To wrap this all up I'll end with two observations I've made many times. First is that until the advent of electronic viewfinders digital took away our choice of shooting formats (yes, I know you are a linear thinking, rational photo god who can crop in your head and you don't need guidelines or boundaries to see in a square or a 16:9 ratio......get over it). This robbed us, for at least ten years, of really easing back into the formats that worked for us individually and it was driven by the manufacturing need to homogenize the offerings and that, in turn worked hard to homogenize our collective use of formats as part of our art work.  Now the cameras with EVFs have given those back to us. Hopefully it will only be a matter of time until MF cameras and their signature looks are more widely available to photographers (financially).

The second observation is that faster lenses on smaller formats don't have the same focus fall off or reverse ramping that lenses with the same angle of view on different formats do and the leap between full frame 35mm style cameras and the beautiful 60 x 60mm cameras is a much more profound and visible leap than that between APS-C and full frame or that between m4:3 and APS-C. All three of those formats give you a rather constrained degree of variation. To get the real stuff requires making harder choices.

I'm happy to shoot with small cameras or large cameras but I do so (pun intended) with my eyes open. I know from experience what I gain and what I lose with each choice. If you've never used a medium format film or digital camera and you are busting someone's chops for choosing a one step smaller than full frame digital camera (APS-C) as being a profound difference in imaging I suggest that you: A.  Shut Up. B. Rent a bigger camera and shoot with it using lenses that match the ANGLE of VIEW of your favorite 35mm lenses and from the same distance to subject and then come back and tell us what you saw. It just might shift your visual sensibilities....

We tend to think these days, because of cost, that our only choices are between m4:3, APS-C and 24x36mm sensored cameras but that's just not true. The other variants are still out there. They exist in film cameras and they exist in ever less expensive medium format digital cameras. But the truth is that they take more sacrifice to buy and to use. And most of the self-proclaimed pros who "can't imagine not shooting with the best tools" and who don't take that plunge are being duplicitous. And perhaps duping themselves.

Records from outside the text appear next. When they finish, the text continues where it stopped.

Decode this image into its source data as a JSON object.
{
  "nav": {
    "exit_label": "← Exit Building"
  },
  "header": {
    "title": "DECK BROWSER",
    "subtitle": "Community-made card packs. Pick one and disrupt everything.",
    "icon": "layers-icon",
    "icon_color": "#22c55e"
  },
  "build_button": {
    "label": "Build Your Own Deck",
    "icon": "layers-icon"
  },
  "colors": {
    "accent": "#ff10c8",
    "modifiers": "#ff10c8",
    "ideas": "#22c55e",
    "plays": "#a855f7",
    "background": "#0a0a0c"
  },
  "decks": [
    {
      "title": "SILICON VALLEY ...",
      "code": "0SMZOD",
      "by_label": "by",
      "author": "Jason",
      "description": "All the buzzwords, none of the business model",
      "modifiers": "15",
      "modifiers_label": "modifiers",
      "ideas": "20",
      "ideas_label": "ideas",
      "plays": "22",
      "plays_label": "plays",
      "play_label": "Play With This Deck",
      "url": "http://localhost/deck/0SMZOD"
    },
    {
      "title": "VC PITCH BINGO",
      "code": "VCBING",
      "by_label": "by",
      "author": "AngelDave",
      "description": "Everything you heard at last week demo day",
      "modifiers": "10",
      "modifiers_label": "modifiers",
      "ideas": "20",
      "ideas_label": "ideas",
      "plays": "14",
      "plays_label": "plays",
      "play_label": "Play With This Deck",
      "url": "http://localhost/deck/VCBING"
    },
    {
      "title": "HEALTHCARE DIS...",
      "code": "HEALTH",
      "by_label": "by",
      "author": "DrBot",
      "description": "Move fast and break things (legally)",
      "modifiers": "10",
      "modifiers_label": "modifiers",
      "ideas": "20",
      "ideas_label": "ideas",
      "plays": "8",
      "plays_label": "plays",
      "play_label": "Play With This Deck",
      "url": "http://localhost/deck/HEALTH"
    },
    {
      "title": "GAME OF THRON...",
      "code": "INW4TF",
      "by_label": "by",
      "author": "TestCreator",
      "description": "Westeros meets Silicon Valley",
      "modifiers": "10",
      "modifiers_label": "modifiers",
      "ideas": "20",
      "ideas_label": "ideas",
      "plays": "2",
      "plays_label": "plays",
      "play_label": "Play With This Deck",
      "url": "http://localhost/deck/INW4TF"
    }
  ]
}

The bottom line is that the markets and the technology change all the time. The way I see the digital landscape today is that the m4:3 cameras ARE the 35mm cameras of our time. The APS-C cameras are the medium format cameras of today. The 35mm's are the bigger versions of the medium format cameras just as the Pentax 6x7 cm camera was the big daddy to the Pentax 645 cameras. And, finally, the best of the medium format cameras are the 4x5's and 8x10's of right now.

With the ever declining budgets and the ever diminishing use in print media you really have to ask yourself, as a business person, "do my clients really deserve THE BEST of all camera gear?" If we were in the pizza delivery business I think the analogy would be: Do my drivers need to be driving late model Porsches? The pizza could get there quicker and the customers would be most impressed.....